The Port of Almería lies at the sundrenched eastern end of Andalucia and is a popular port of call for cruises sailing the western Mediterranean from Gibraltar, Palma de Mallorca or Valencia. Historic Almería, which still today has a Moorish feel, with its whitewashed houses, offers sandy beaches, Arabic castles and a unique fortified cathedral. The city is the gateway to amazing desert scenery; indeed, several spaghetti Westerns were filmed here.
Setting of Bizet’s Carmen, the Andalucian capital has an unrivalled artistic and musical heritage; it is, after all, the home of flamenco. The port is situated on the estuary of the Guadalquivir River. Smaller ships can navigate the Guadalquivir’s canal system and dock in the heart of the city, with easy access to the stunning gothic Cathedral, the Golden Tower, the Alcazar and the many famed tapas bars and bodegas. The sightseeing is unrivalled here but simply wandering elegant streets lined with orange trees, or enjoying a coffee in a pretty square is just as pleasurable.
The modern Puerto de Motril is 2.5km from the centre of Motril, a bustling beach resort some 60km from Granada, where the Alhambra’s Palace is one of the region’s biggest attractions. Motril itself has golden beaches and beautiful architecture, not least Carchuna Fortress and the 16th century Casa de la Palma.

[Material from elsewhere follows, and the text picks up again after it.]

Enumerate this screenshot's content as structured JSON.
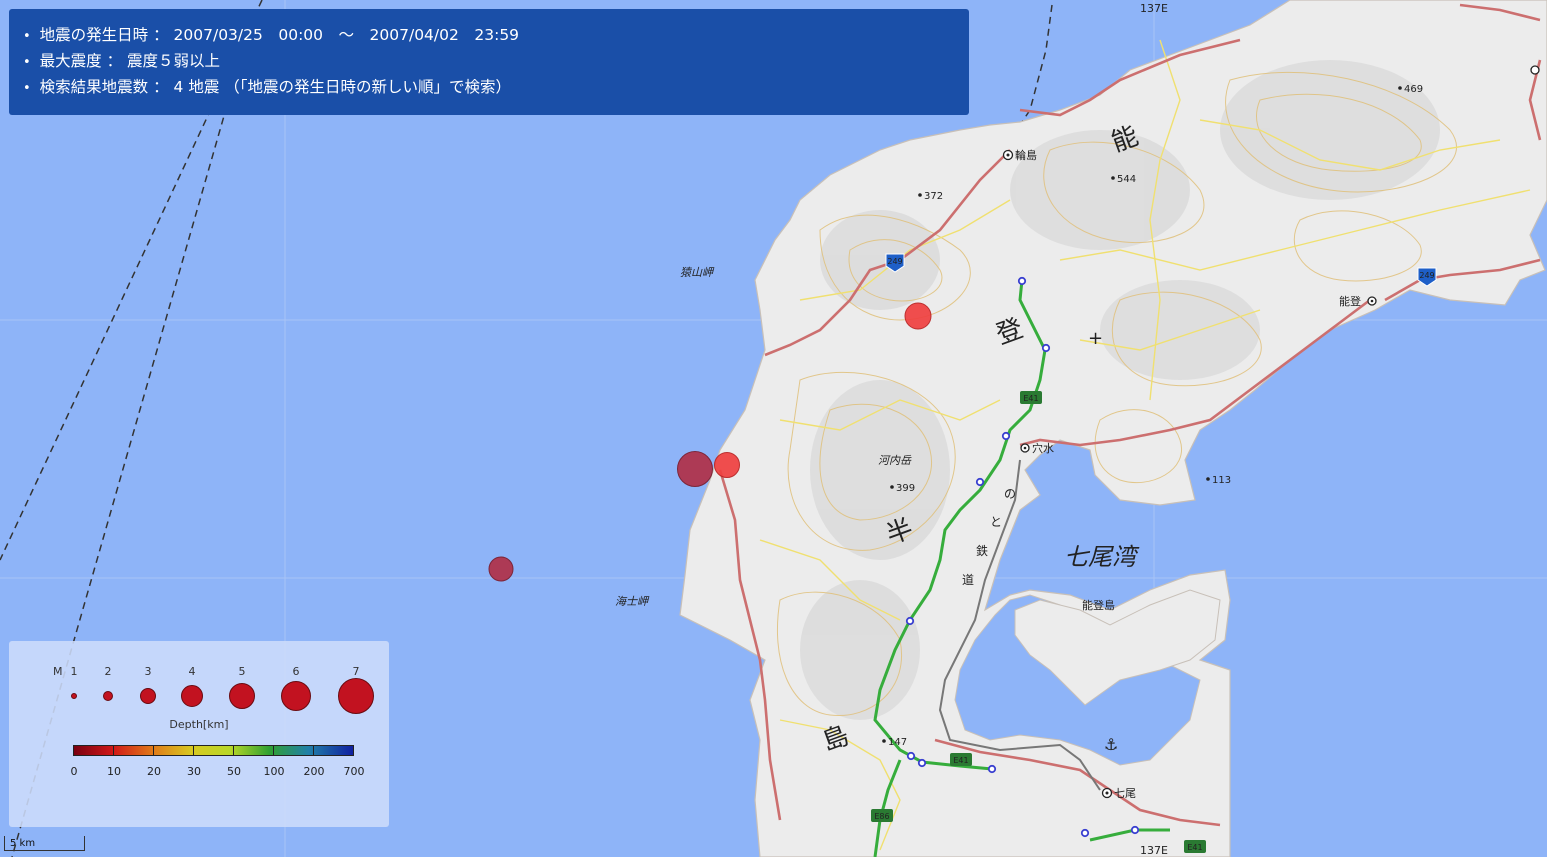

Aiming high: more cruise calls and increased turnarounds are among Andalucía’s goals
Andalucía has a long-standing maritime tradition. All its major cities have modern ports that are ideally suited for cruise tourism. As such, the Ports Authorities and Agencia Pública de Puertos de Andalucía have created the association Suncruise Andalucía to promote Andalucía, one of Spain’s 17 autonomous communities, as a destination of cruise vessels. Suncruise Andalucía aims to fulfil two objectives: first, to promote Andalucía as a destination for holiday cruisers; and second, to find out and evaluate the needs of cruise customers in order to improve and adapt the infrastructure and services. “There is continued growth across the region’s ports – overall 15% up on 2014 and total cruise visitors for 2015 are estimated to be one million,” says Manuel Muñoz, managing director of Andalucía Tourism.
“Cadiz alone showed a 29% increase in cruise visitors for 2015.” The tourist board is confident that there will be continued growth, for two key reasons. Muñoz says: “First, an already efficient regional rail structure is being upgraded to high speed trains to take visitors to key towns. Already, Seville is accessible from the ports of Cadiz and Huelva in an hour and Granada from Motril and Almería in the same time. Cordoba, recognised as Spain’s gastronomic centre, also can be reached in the same time from smaller ships accessing Seville via the Guadalquivir river.”
The second, he continues, is the blend of gastronomy, the cultural legacy and mild winter temperatures. “These factors will encourage the move to year-round Mediterranean cruising. There are other attractions, too, like the riding schools in Cordoba and Jerez. Suncruise Andalucía’s ports are already talking to a major UK cruise line about visiting the region for the first time with a possible 80,000 additional passengers calling.” The next step, Muñoz says, is to develop Andalucía’s ports for turnarounds. “Malaga, as an example, is an excellent candidate for this,” he points out. “In the long term, we are seeking to create a cruise destination that ranks in the world’s top ten.”